*** Records for the exercise ***

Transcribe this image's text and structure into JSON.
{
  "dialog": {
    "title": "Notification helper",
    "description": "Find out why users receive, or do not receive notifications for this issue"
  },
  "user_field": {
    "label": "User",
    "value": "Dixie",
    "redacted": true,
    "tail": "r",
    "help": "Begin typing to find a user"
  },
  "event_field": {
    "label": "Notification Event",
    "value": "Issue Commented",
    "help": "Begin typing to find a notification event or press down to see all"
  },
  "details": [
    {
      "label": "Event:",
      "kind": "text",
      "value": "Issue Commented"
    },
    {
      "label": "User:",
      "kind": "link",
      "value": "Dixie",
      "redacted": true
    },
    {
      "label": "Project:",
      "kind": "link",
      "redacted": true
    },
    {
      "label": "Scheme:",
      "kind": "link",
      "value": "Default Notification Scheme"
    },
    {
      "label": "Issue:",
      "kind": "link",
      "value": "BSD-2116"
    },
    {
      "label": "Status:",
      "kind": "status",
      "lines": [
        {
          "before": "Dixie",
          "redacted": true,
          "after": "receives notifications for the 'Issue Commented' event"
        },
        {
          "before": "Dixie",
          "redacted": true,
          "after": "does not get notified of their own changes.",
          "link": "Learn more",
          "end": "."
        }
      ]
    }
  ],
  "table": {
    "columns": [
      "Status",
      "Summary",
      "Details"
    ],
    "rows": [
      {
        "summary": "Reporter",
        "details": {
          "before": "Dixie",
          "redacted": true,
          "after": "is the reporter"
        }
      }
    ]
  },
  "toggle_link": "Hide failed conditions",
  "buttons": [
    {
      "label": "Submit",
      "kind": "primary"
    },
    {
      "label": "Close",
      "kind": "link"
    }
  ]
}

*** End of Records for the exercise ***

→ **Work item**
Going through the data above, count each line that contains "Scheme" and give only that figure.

→ **Solution to this problem**
2